One area to be wary of when gifting is the issue of gifting an asset with a low basis. An asset’s basis is defined as the asset’s purchase price plus capital improvements. The fundamental rule is that a gifted asset is passed to the recipient with a “carry over” basis (i.e., the donor’s own basis) and an inherited asset is passed with a basis adjusted to the fair market value as of the date of death. For example, if a piece of land is purchased for $100,000 and in 2006 it is worth $800,000 and that same land is then gifted to a child, then the child will take the basis of $100,000 and upon sale there would be capital gains tax on $700,000 (a federal and state tax of approximately $168,000). However, if that same piece of property was inherited by the child then the basis would be stepped up to the fair market value of the property as of the date of death. If the property were later sold, there would only be capital gains on the value above the date of death value. Consequently, gifting any asset that has appreciated in value must be done with appropriate caution.

The generation skipping transfer tax (“GSTT”) is another area for caution. Gifts made to a generation two steps below you (i.e., grandchildren) has the potential to generate an additional 46% tax. Every individual is allowed a generation skipping exemption amount which is equal to the federal estate tax exclusion ($2 million in 2006). However, gifts under the annual gifting exclusion are permitted without reducing the generation skipping transfer tax exclusion. Consequently, gifting over the annual gift exclusion to the “skip” generation must be closely monitored by your advisors.

Despite its complexity, gifting is still an effective estate planning tool. First, gifting can be used to lower the value of an estate and consequently lower the estate tax. Currently, Oregon does not have a gift tax. Thus, gifts made during life do not lower the Oregon estate tax exclusion ($1 million for 2006). For example, an individual with an estate of $1.8 million could gift $800,000 in 2006 and still have an Oregon estate tax exclusion of $1 million. In this example, the $800,000 gift would reduce the donor’s Federal estate tax exclusion, but because the donor’s estate was already under the federal exemption ($2 million), the gift does not produce a federal tax and may eliminate the Oregon tax entirely.

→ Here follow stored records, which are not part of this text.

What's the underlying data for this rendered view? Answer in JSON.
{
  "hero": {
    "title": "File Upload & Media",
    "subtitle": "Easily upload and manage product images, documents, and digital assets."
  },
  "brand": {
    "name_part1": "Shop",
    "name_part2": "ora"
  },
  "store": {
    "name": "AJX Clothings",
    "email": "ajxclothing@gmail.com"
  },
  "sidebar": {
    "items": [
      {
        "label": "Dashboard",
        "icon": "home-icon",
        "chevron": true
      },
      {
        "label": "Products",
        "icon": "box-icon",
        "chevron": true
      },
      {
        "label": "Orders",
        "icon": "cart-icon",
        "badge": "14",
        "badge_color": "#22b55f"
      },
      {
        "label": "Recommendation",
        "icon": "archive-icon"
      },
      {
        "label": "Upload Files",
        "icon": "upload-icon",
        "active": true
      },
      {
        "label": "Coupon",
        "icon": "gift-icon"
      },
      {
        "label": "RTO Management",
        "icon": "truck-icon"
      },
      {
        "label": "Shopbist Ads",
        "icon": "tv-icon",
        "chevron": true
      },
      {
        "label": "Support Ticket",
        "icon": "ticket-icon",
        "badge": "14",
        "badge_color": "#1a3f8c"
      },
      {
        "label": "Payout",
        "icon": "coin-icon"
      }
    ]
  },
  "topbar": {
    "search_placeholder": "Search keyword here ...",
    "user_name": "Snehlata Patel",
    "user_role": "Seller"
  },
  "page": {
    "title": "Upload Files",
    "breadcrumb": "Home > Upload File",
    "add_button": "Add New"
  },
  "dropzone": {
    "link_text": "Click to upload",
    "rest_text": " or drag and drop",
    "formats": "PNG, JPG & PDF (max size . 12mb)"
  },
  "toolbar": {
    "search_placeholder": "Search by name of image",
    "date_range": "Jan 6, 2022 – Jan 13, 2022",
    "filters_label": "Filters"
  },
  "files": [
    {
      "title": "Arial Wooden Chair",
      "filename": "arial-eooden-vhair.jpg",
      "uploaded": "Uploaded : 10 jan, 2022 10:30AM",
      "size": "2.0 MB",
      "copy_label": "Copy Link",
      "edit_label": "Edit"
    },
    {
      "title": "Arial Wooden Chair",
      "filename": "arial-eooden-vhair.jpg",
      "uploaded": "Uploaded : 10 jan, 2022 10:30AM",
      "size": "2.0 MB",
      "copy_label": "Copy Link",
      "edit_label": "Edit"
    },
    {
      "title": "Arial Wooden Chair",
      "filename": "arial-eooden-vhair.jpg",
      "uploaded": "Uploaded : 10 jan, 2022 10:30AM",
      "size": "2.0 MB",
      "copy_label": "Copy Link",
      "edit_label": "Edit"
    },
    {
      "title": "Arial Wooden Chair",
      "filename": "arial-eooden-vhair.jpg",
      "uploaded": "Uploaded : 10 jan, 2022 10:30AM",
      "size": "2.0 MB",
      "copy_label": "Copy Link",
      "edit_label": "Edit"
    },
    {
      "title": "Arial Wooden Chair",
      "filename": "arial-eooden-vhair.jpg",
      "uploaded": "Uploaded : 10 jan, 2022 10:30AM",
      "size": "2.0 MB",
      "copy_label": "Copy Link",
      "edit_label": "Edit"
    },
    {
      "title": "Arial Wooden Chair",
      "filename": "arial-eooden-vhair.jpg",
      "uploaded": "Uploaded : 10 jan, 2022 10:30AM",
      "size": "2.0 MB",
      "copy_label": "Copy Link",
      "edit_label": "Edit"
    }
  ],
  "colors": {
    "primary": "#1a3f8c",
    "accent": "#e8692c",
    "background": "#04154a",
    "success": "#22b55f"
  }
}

Another gifting opportunity involves gifting in a manner that does not reduce either your federal estate tax exclusion or your lifetime gifting exclusion. First, any amount can be given to charity without reducing either the Federal estate tax or lifetime gifting exclusions. This can be a valuable opportunity for the entire family to become involved with charitable giving. Second, all gifts made directly to a medical facility or qualified educational facility for the payment of either medical or education expenses are also transfers that will not reduce the Federal estate tax, lifetime gifting exclusion or the annual gift exclusion.

Along with complexity comes great opportunity. By knowing the rules, you can make gifts that accomplish your goals and reduce taxes. Please contact our office if we can be of assistance.